— Problem requirements —
A complete answer includes every line below with the word "name".

— Dataset records —
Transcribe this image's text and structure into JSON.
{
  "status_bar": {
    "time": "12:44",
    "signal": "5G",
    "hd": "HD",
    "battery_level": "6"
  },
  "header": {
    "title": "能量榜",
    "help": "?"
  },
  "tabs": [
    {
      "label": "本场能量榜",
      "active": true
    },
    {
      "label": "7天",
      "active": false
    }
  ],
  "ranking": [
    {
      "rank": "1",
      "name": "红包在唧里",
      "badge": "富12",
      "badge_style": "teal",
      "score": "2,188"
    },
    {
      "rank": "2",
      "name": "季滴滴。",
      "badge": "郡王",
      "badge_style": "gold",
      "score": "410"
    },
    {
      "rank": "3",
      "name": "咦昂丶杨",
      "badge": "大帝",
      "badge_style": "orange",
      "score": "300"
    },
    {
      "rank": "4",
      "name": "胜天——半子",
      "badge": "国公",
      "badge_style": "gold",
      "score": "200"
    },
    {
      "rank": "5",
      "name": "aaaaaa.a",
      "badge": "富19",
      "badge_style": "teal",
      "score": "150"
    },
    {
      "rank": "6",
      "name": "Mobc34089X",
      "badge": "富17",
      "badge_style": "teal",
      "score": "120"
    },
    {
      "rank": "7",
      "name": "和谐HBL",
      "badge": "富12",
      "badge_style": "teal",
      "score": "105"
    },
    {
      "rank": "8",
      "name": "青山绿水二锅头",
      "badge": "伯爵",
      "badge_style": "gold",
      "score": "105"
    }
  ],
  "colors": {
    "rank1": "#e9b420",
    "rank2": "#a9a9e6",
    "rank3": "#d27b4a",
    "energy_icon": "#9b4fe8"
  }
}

— Solution to this exercise —
      "name": "红包在唧里",
      "name": "季滴滴。",
      "name": "咦昂丶杨",
      "name": "胜天——半子",
      "name": "aaaaaa.a",
      "name": "Mobc34089X",
      "name": "和谐HBL",
      "name": "青山绿水二锅头",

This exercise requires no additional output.